**Working data:**
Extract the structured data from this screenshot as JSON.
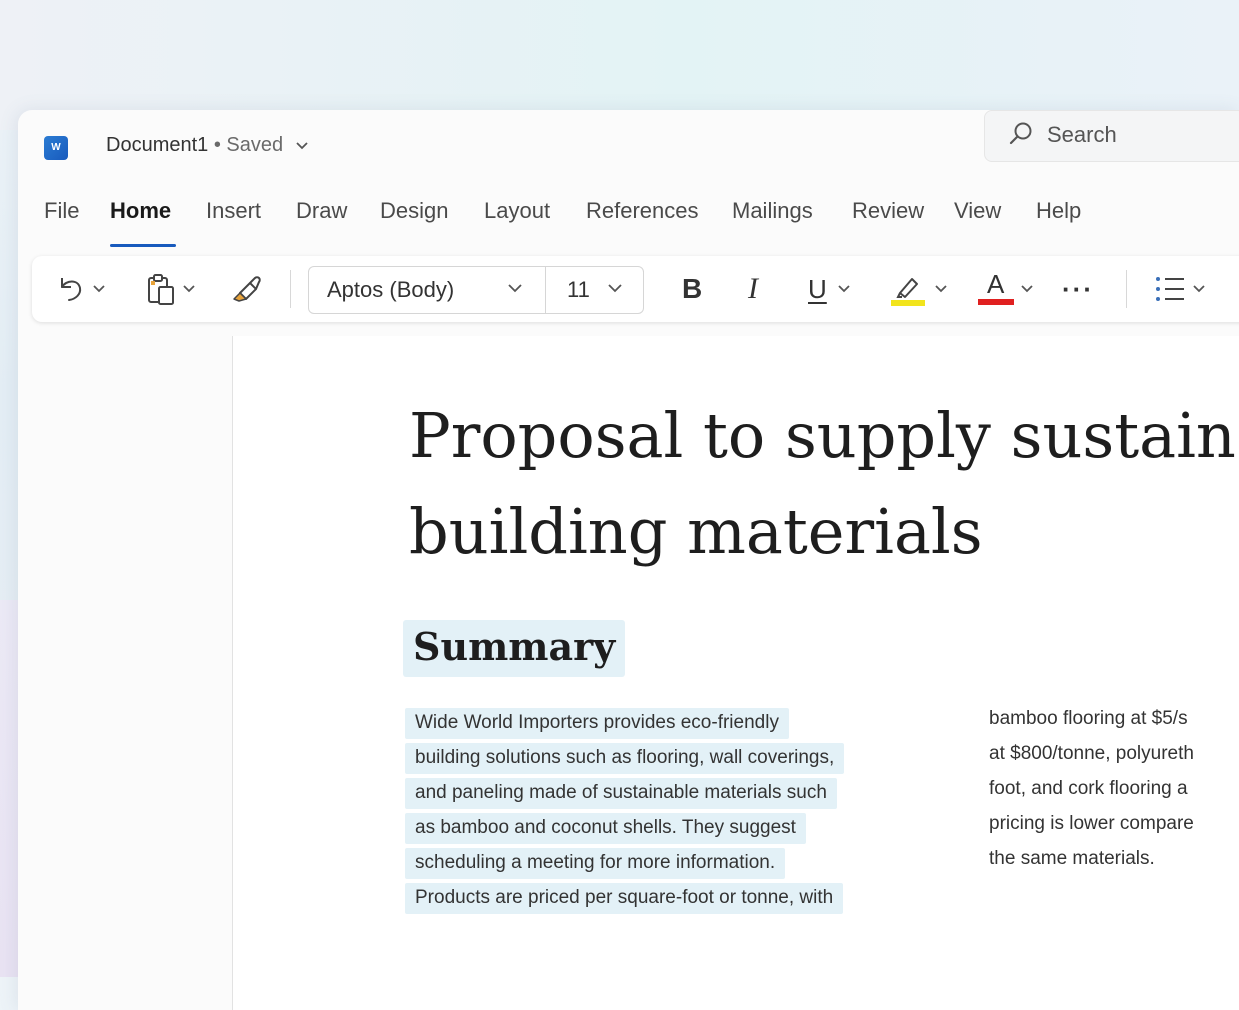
{
  "title_bar": {
    "doc_name": "Document1",
    "separator": "•",
    "save_status": "Saved",
    "search_placeholder": "Search"
  },
  "menu": {
    "items": [
      "File",
      "Home",
      "Insert",
      "Draw",
      "Design",
      "Layout",
      "References",
      "Mailings",
      "Review",
      "View",
      "Help"
    ],
    "active": "Home"
  },
  "toolbar": {
    "font_name": "Aptos (Body)",
    "font_size": "11",
    "bold_label": "B",
    "italic_label": "I",
    "underline_label": "U",
    "font_color_label": "A",
    "more_label": "···",
    "highlight_color": "#f2e41c",
    "font_color": "#e02020"
  },
  "document": {
    "title_line1": "Proposal to supply sustain",
    "title_line2": "building materials",
    "section_heading": "Summary",
    "column1": [
      "Wide World Importers provides eco-friendly",
      "building solutions such as flooring, wall coverings,",
      "and paneling made of sustainable materials such",
      "as bamboo and coconut shells. They suggest",
      "scheduling a meeting for more information.",
      "Products are priced per square-foot or tonne, with"
    ],
    "column2": [
      "bamboo flooring at $5/s",
      "at $800/tonne, polyureth",
      "foot, and cork flooring a",
      "pricing is lower compare",
      "the same materials."
    ]
  },
  "colors": {
    "accent": "#185abd",
    "selection_highlight": "#e3f1f7"
  }
}
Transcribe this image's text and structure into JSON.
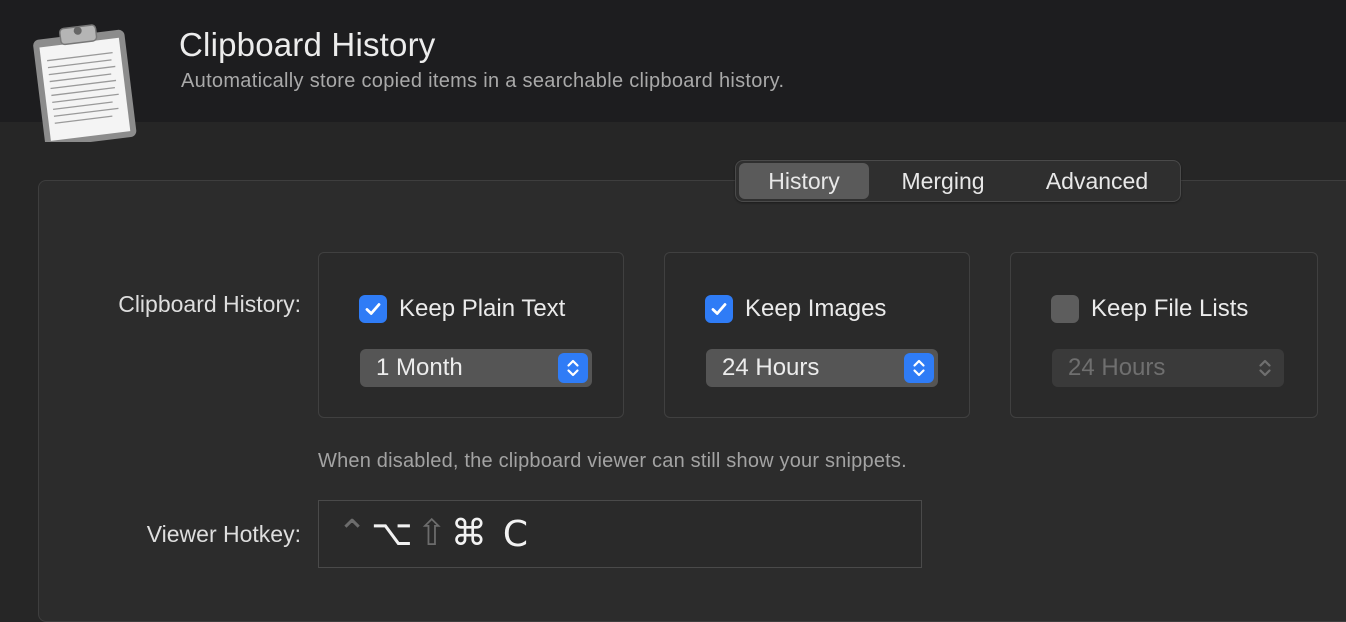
{
  "header": {
    "title": "Clipboard History",
    "subtitle": "Automatically store copied items in a searchable clipboard history."
  },
  "tabs": [
    {
      "label": "History",
      "active": true
    },
    {
      "label": "Merging",
      "active": false
    },
    {
      "label": "Advanced",
      "active": false
    }
  ],
  "history": {
    "row_label": "Clipboard History:",
    "groups": [
      {
        "label": "Keep Plain Text",
        "checked": true,
        "duration": "1 Month",
        "enabled": true
      },
      {
        "label": "Keep Images",
        "checked": true,
        "duration": "24 Hours",
        "enabled": true
      },
      {
        "label": "Keep File Lists",
        "checked": false,
        "duration": "24 Hours",
        "enabled": false
      }
    ],
    "hint": "When disabled, the clipboard viewer can still show your snippets."
  },
  "hotkey": {
    "label": "Viewer Hotkey:",
    "modifiers": [
      {
        "glyph": "⌃",
        "name": "control",
        "active": false
      },
      {
        "glyph": "⌥",
        "name": "option",
        "active": true
      },
      {
        "glyph": "⇧",
        "name": "shift",
        "active": false
      },
      {
        "glyph": "⌘",
        "name": "command",
        "active": true
      }
    ],
    "key": "C"
  },
  "colors": {
    "accent": "#2f7cf6",
    "background": "#262626",
    "header": "#1d1d1f"
  }
}
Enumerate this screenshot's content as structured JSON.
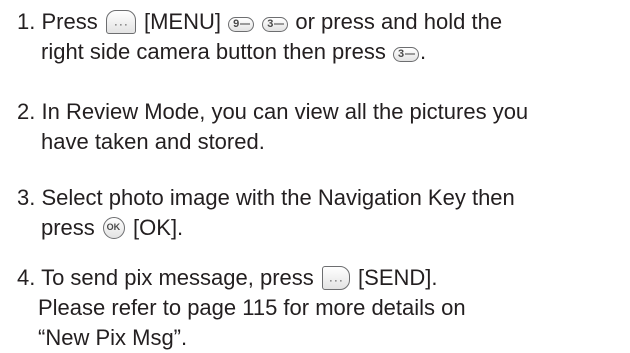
{
  "steps": [
    {
      "number": "1.",
      "text_a": "Press",
      "text_b": "[MENU]",
      "text_c": "or press and hold the",
      "line2_a": "right side camera button then press",
      "line2_b": ".",
      "keys": {
        "menu_icon": "menu-soft-key",
        "key_9": "9",
        "key_9_letters": "wxyz",
        "key_3": "3",
        "key_3_letters": "def"
      }
    },
    {
      "number": "2.",
      "line1": "In Review Mode, you can view all the pictures you",
      "line2": "have taken and stored."
    },
    {
      "number": "3.",
      "line1": "Select photo image with the Navigation Key then",
      "line2_a": "press",
      "ok_key": "OK",
      "line2_b": "[OK]."
    },
    {
      "number": "4.",
      "line1_a": "To send pix message, press",
      "line1_b": "[SEND].",
      "line2": "Please refer to page 115 for more details on",
      "line3": "“New Pix Msg”."
    }
  ],
  "colors": {
    "text": "#231f20",
    "key_border": "#6d6e70"
  }
}
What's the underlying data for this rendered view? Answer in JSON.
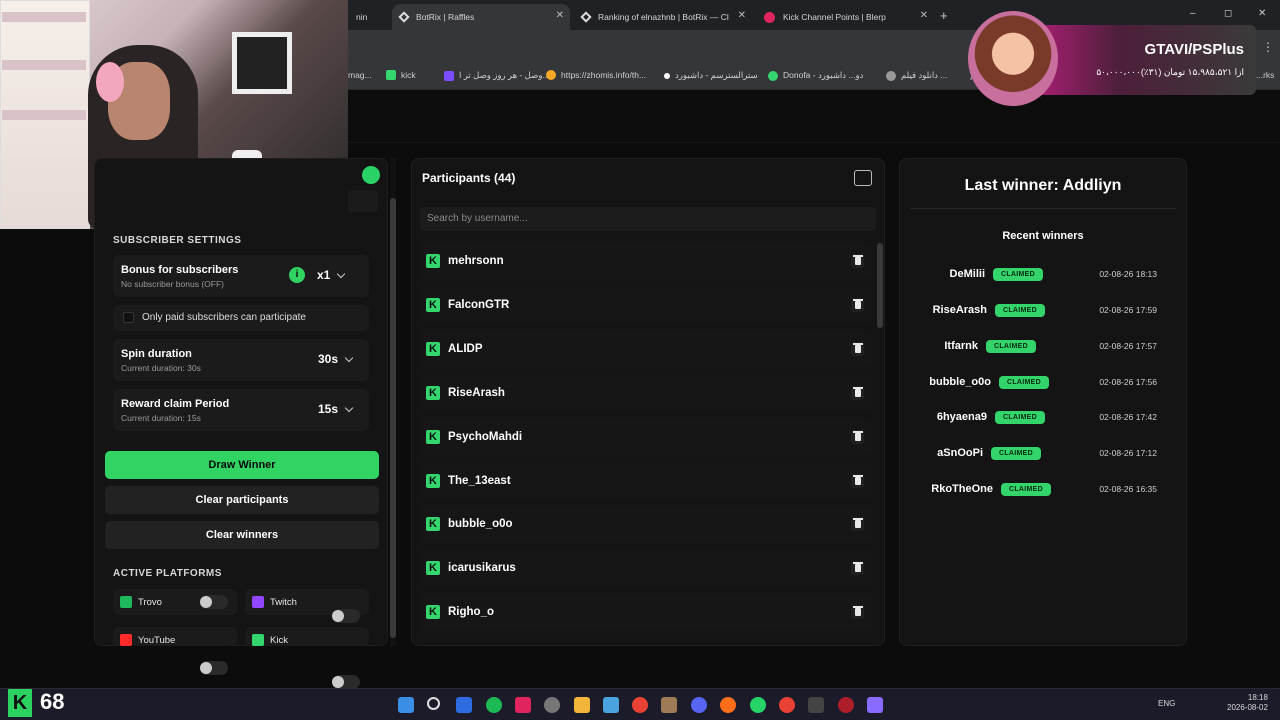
{
  "browser": {
    "tabs": [
      {
        "label": "BotRix | Raffles",
        "active": true
      },
      {
        "label": "Ranking of elnazhnb | BotRix — Cl",
        "active": false
      },
      {
        "label": "Kick Channel Points | Blerp",
        "active": false
      }
    ],
    "partial_tab": "nin",
    "new_tab": "+",
    "bookmarks": [
      "mag...",
      "kick",
      "وصل - هر روز وصل تر ا...",
      "https://zhomis.info/th...",
      "سترالسترسم - داشبورد",
      "Donofa - دو... داشبورد",
      "دانلود فیلم ...",
      "لم",
      "...rks"
    ],
    "window_controls": {
      "minimize": "–",
      "maximize": "◻",
      "close": "✕"
    },
    "menu": "⋮"
  },
  "ad": {
    "title": "GTAVI/PSPlus",
    "subtitle": "۵۰،۰۰۰،۰۰۰ازا ۱۵،۹۸۵،۵۲۱ تومان (۳۱٪)"
  },
  "settings": {
    "section_title": "SUBSCRIBER SETTINGS",
    "bonus": {
      "label": "Bonus for subscribers",
      "sub": "No subscriber bonus (OFF)",
      "value": "x1"
    },
    "only_paid": "Only paid subscribers can participate",
    "spin": {
      "label": "Spin duration",
      "sub": "Current duration: 30s",
      "value": "30s"
    },
    "claim": {
      "label": "Reward claim Period",
      "sub": "Current duration: 15s",
      "value": "15s"
    },
    "draw_button": "Draw Winner",
    "clear_participants": "Clear participants",
    "clear_winners": "Clear winners",
    "platforms_title": "ACTIVE PLATFORMS",
    "platforms": [
      {
        "name": "Trovo",
        "color": "#1fb85c"
      },
      {
        "name": "Twitch",
        "color": "#9146ff"
      },
      {
        "name": "YouTube",
        "color": "#ff2b2b"
      },
      {
        "name": "Kick",
        "color": "#35d66e"
      }
    ]
  },
  "participants": {
    "title": "Participants (44)",
    "search_placeholder": "Search by username...",
    "items": [
      "mehrsonn",
      "FalconGTR",
      "ALIDP",
      "RiseArash",
      "PsychoMahdi",
      "The_13east",
      "bubble_o0o",
      "icarusikarus",
      "Righo_o"
    ]
  },
  "winners": {
    "last_winner": "Last winner: Addliyn",
    "recent_title": "Recent winners",
    "badge": "CLAIMED",
    "items": [
      {
        "name": "DeMilii",
        "date": "02-08-26 18:13"
      },
      {
        "name": "RiseArash",
        "date": "02-08-26 17:59"
      },
      {
        "name": "Itfarnk",
        "date": "02-08-26 17:57"
      },
      {
        "name": "bubble_o0o",
        "date": "02-08-26 17:56"
      },
      {
        "name": "6hyaena9",
        "date": "02-08-26 17:42"
      },
      {
        "name": "aSnOoPi",
        "date": "02-08-26 17:12"
      },
      {
        "name": "RkoTheOne",
        "date": "02-08-26 16:35"
      }
    ]
  },
  "overlay_counter": "68",
  "taskbar": {
    "lang": "ENG",
    "time": "18:18",
    "date": "2026-08-02"
  },
  "colors": {
    "accent": "#31d363",
    "bg": "#0c0c0c",
    "panel": "#141414"
  }
}
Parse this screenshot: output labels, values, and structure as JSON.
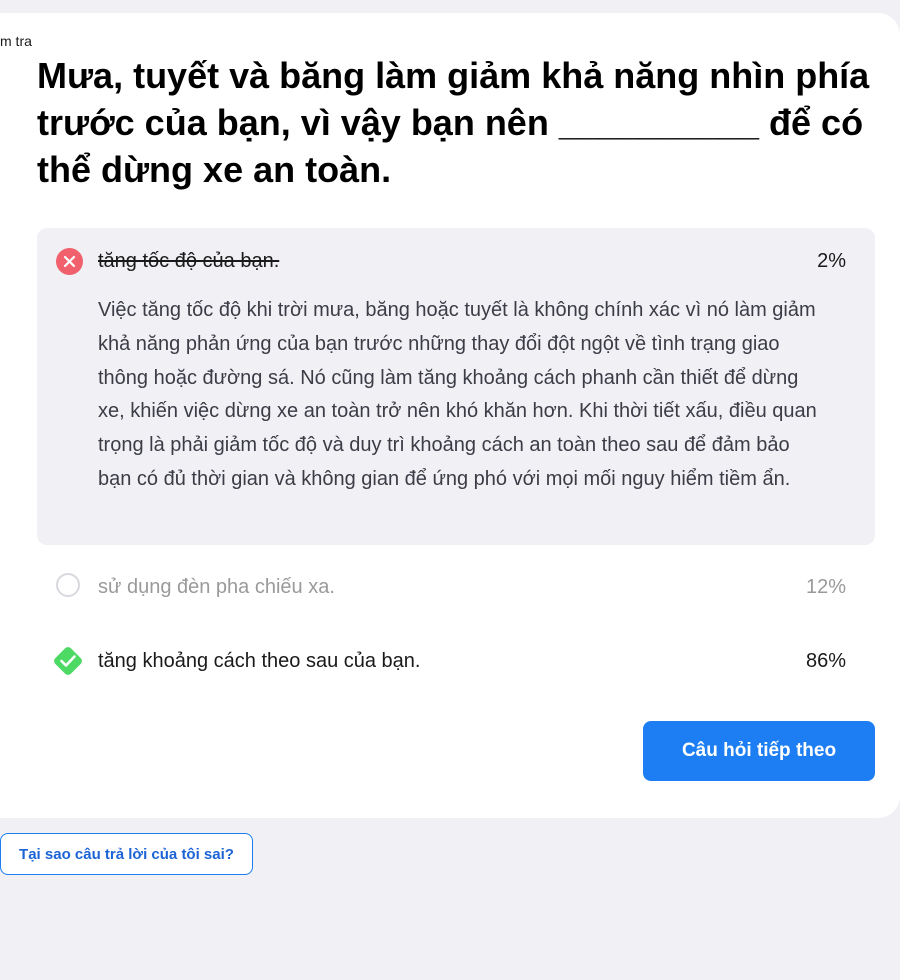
{
  "breadcrumb": "m tra",
  "question": "Mưa, tuyết và băng làm giảm khả năng nhìn phía trước của bạn, vì vậy bạn nên __________ để có thể dừng xe an toàn.",
  "options": [
    {
      "label": "tăng tốc độ của bạn.",
      "percent": "2%",
      "state": "wrong",
      "explanation": "Việc tăng tốc độ khi trời mưa, băng hoặc tuyết là không chính xác vì nó làm giảm khả năng phản ứng của bạn trước những thay đổi đột ngột về tình trạng giao thông hoặc đường sá. Nó cũng làm tăng khoảng cách phanh cần thiết để dừng xe, khiến việc dừng xe an toàn trở nên khó khăn hơn. Khi thời tiết xấu, điều quan trọng là phải giảm tốc độ và duy trì khoảng cách an toàn theo sau để đảm bảo bạn có đủ thời gian và không gian để ứng phó với mọi mối nguy hiểm tiềm ẩn."
    },
    {
      "label": "sử dụng đèn pha chiếu xa.",
      "percent": "12%",
      "state": "unselected"
    },
    {
      "label": "tăng khoảng cách theo sau của bạn.",
      "percent": "86%",
      "state": "correct"
    }
  ],
  "buttons": {
    "next": "Câu hỏi tiếp theo",
    "why_wrong": "Tại sao câu trả lời của tôi sai?"
  },
  "colors": {
    "accent": "#1c7ef2",
    "wrong": "#f0616d",
    "correct": "#4cd964",
    "panel": "#f0f0f5"
  },
  "icons": {
    "wrong": "x-circle-icon",
    "unselected": "radio-empty-icon",
    "correct": "check-diamond-icon"
  }
}
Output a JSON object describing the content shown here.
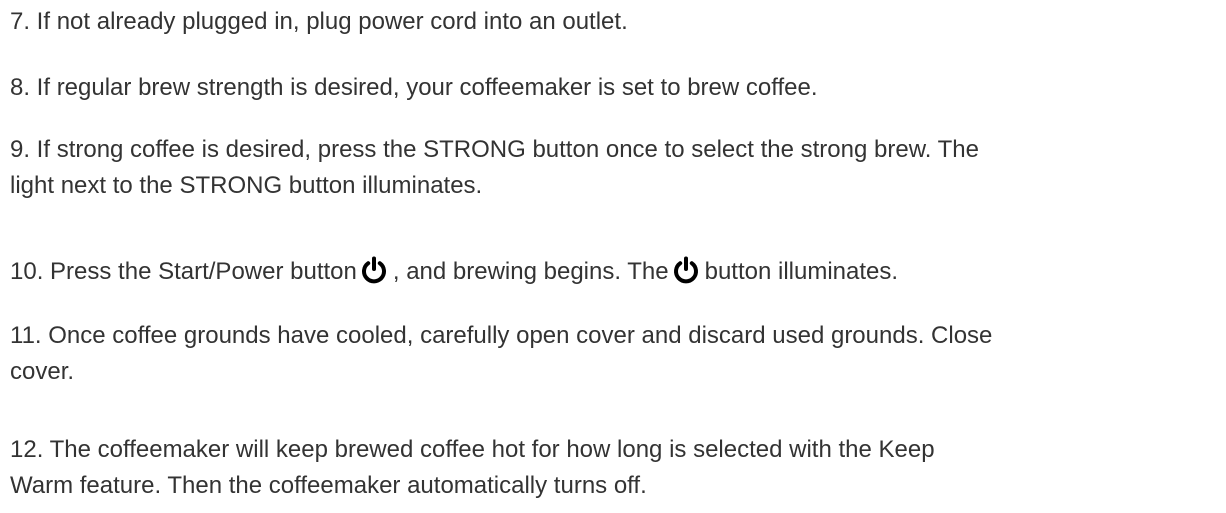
{
  "steps": {
    "s7": "7. If not already plugged in, plug power cord into an outlet.",
    "s8": "8. If regular brew strength is desired, your coffeemaker is set to brew coffee.",
    "s9_line1": "9. If strong coffee is desired, press the STRONG button once to select the strong brew. The",
    "s9_line2": "light next to the STRONG button illuminates.",
    "s10_part1": "10. Press the Start/Power button",
    "s10_part2": ", and brewing begins. The",
    "s10_part3": "button illuminates.",
    "s11_line1": "11. Once coffee grounds have cooled, carefully open cover and discard used grounds. Close",
    "s11_line2": "cover.",
    "s12_line1": "12. The coffeemaker will keep brewed coffee hot for how long is selected with the Keep",
    "s12_line2": "Warm feature. Then the coffeemaker automatically turns off."
  },
  "icons": {
    "power": "power-icon"
  },
  "colors": {
    "text": "#333333",
    "icon": "#000000"
  }
}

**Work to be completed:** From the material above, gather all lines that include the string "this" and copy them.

**Exercise answer:**
Extract the structured data from this screenshot as JSON.
Transcribe this image's text and structure into JSON.
Enumerate this screenshot's content as structured JSON.
What's the underlying data for this rendered view? Answer in JSON.
Parse this screenshot: output labels, values, and structure as JSON.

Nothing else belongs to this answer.